When it comes to burgers and hot dogs, the wine pairing world is not created equal. A recent Google search for burgers + wine pairings yielded more than 2.7 million hits; try the same search for hot dogs and you get a paltry 111,000. And so began Squid Ink's recent call for local sommeliers to give us their favorite dog and wine pairing combos. Turn the page...
J. Garbee Riesling Works, Too
The rules were simple. Pick your favorite style of hot dog, and pick the wine you'd really like to drink with it. Easy enough, though several sommeliers opted to ignore our query completely (we are pretending this is not a case of nitrate snobbery, but a workload necessity). One brave French sommelier said that he'd really rather have a beer with his chili dog, but if he had to, he'd give us a wine (then again, he also specifically requested lardons in the chili topping his dog). Another sommelier was so thrilled with the idea of a hot dog pairing, he chose a low-alcohol Spanish wine as he anticipated needing two glasses (he would be eating that Chicago dog very, very slowly). Champagne was, not surprisingly, the top pairs-with-everything pick, and bottle prices ranged from less than $14 to nearly $200.
And do note that no one went with a bacon dog for their official L.A. hot dog and wine pairing. Just saying.
1. Peter Birmingham, Hatfield's General Manager and Beverage Director
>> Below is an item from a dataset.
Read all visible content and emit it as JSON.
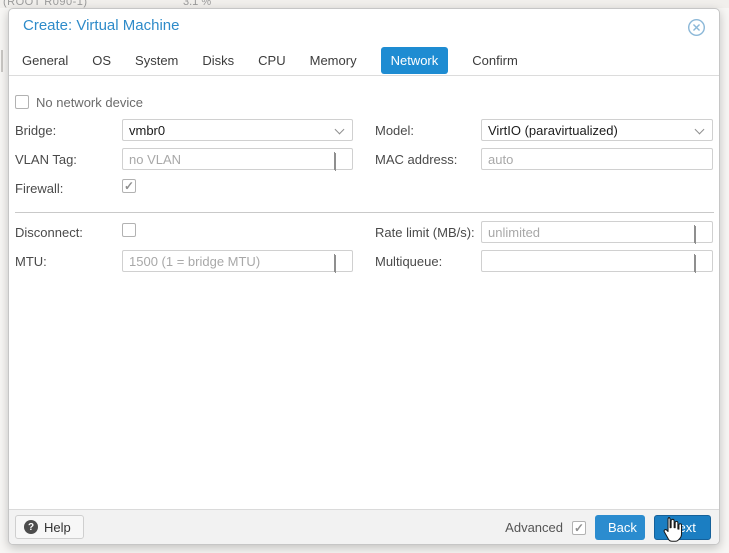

I'm a firm believer in Greek-style chili [no beans], not the typical red bean chili, on a hot dog. Coney I-Lander is a tradition where I grew up in Tulsa, Oklahoma, and the owners are Greek. They make a very spicy and intense chili that's ideal with steamed -- not toasted -- buns. It's an all-beef kosher-style hot dog with white onions that have been slightly soaked in salt and vinegar to make them taste a bit sweetened and a little sharper. This style of hot dog is just incredible with Champagne, Krug multi-vintage Grand Cuvée in particular. It is just a magical pairing.
Krug Grande Cuvée is about $190 at Wally's Wine and Spirits.
2. Brian Kalliel, Melisse Wine Director
I'd go with a Chicago dog -- grain mustard, grilled onions. And Domaine de la Solitude, Côtes du Rhône Rosé. It's light, bright and clean, with subdued fruits against the mustard and onions.
The 2009 Domaine de la Solitude, Côtes du Rhône Rosé is about $12 at Woodland Hills Wine Company.
3. Fabrice Lorenzi, La Cachette General Manager and Wine Director
I would make a chili dog, no relish, but raw onions, jalapeño and Manchego cheese, lots of cheese... and make sure there are lardons in the chili. When it comes to pairings, beer would be the first choice, something malty, full body, like the Belhaven Scottish Stout. For a wine, I would go with a Madiran, 100% Tannat grapes from the South West of France. It's full bodied, has great tannins and enough fruits to hold its ground next to the powering blend of flavors of the dog. Now, I need to get the chef [Jean Francois Meteigner] to make me this chili dog.
You can find Madiran wines at several L.A.-area wine shops, including this $20 Chateau D'Aydie 2003 at Vendome Wine and Spirits.